One of the presentations that I enjoyed the most was given by MIIS associate professor Julie Johnson. Julie teaches a course that shows interpreting students how to use mindfulness meditation to manage their stress. It is also the topic of a PhD dissertation that she is working on, and she spoke about her research during the conference.
I was also lucky enough to speak with Julie one on one over lunch, and I got to hear more about what she does with students in the classroom. Readers of this blog might recall that I’ve written about mindfulness before, and I have introduced it a couple of times in my onsite interpretation classes. But what I have done amounts to little more than monkeying around with a few ideas. Julie’s commitment to mindfulness in the classroom is much more serious and well thought out.
“The important thing,” Julie remarked, “is taking students beyond the occasional use of meditation. They need to practice on a regular basis.”
Julie explained how she uses a guided exercise to first get students to recreate an extremely stress-filled mental state by imagining how they will feel the day of a high-stakes assessment, like their exit exams or the accreditation test for a major international organization. Following this, she gets students to observe their emotional state in a mindful way, by observing it “from a distance”, in a dispassionate, non-judmental place.
From there, students practice, over and over, toggling between the two head spaces. As one student put it, “when I’m the dispassionate observer, my feelings still go around and around like they were in a tumble dryer, it’s just that I’m no longer tumbling around in the dryer with them!”
Over time, the toggling becomes easier to do, and almost automatic. As a result, when students actually find themselves in that high-stakes moment, they are better able to toggle, and to step outside of themselves. Their feelings are less likely to get in the way of a good interpreting performance.
Of course, the three points I outlined above are just the tip of the iceberg. One of the keynote speakers was Daniel Gile. (Many of you will be familiar with Gile’s Effort Model. If you’re not, here’s a quick and dirty summary by blogger Alessandra Vita.) It was inspiring and thought-provoking to hear him ask whether what we think we know about conference interpreting isn’t actually in a state of flux.

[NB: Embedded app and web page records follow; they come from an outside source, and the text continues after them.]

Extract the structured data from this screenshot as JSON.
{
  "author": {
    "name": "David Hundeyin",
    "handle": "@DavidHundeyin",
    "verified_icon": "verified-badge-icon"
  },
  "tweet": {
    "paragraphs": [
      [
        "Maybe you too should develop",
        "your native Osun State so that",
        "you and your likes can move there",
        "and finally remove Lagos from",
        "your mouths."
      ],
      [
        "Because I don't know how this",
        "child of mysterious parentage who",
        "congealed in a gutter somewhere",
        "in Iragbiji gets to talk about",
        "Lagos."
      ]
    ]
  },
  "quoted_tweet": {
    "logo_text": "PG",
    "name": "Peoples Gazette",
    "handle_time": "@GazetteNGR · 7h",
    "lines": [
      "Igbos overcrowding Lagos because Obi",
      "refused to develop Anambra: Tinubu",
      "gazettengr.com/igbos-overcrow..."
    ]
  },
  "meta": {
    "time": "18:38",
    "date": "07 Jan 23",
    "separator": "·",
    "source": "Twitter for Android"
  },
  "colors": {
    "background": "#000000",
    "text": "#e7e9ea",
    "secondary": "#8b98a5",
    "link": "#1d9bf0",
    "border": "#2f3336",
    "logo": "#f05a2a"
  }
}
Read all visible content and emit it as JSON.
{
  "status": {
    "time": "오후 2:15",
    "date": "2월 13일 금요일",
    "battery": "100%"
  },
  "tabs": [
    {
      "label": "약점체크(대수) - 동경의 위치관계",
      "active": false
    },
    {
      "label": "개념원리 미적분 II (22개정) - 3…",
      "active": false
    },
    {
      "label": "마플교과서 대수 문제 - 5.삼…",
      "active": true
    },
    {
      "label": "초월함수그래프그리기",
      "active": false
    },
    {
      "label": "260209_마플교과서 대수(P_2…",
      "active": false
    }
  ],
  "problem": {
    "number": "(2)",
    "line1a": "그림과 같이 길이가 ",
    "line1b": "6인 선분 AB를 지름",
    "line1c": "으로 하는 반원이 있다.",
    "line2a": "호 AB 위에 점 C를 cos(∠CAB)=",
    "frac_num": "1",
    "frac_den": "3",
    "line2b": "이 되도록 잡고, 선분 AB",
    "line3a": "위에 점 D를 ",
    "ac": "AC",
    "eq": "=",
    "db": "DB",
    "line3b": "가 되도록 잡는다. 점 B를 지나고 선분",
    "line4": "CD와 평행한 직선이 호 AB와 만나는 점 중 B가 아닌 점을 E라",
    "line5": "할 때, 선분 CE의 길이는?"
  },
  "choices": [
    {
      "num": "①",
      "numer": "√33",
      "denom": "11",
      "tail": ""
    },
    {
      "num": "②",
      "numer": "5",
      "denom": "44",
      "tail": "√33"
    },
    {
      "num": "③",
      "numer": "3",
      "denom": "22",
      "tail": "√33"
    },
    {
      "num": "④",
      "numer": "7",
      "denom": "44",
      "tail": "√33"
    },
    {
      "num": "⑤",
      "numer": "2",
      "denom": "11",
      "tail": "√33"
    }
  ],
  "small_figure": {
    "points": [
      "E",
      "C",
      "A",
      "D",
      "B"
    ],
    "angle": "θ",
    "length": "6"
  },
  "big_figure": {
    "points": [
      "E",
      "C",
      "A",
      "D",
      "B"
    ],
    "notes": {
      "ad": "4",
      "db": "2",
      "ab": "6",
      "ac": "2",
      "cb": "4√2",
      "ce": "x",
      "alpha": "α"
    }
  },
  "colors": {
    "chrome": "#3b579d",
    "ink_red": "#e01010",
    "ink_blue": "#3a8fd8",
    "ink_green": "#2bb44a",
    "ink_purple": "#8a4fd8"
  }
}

Also, Qjinti and I were not mere passive observers. We gave a paper that argued — unlike other research on the topic — that student-to-student interactions are actually the most important way of building community in online courses. We described for those assembled the surprising ways in which our Year One students connect with one another across the distances.
All in all, our time at the Monterey Forum was very enriching. I know that both Qjinti and I learned a great deal. We both returned home with a set of fresh ideas that we are eager to incorporate into our teaching at Glendon.
But what about you? When you are ready to take your game to the next level, what do you do? Who do you talk to? Let me know by dropping me a line in the comments field below.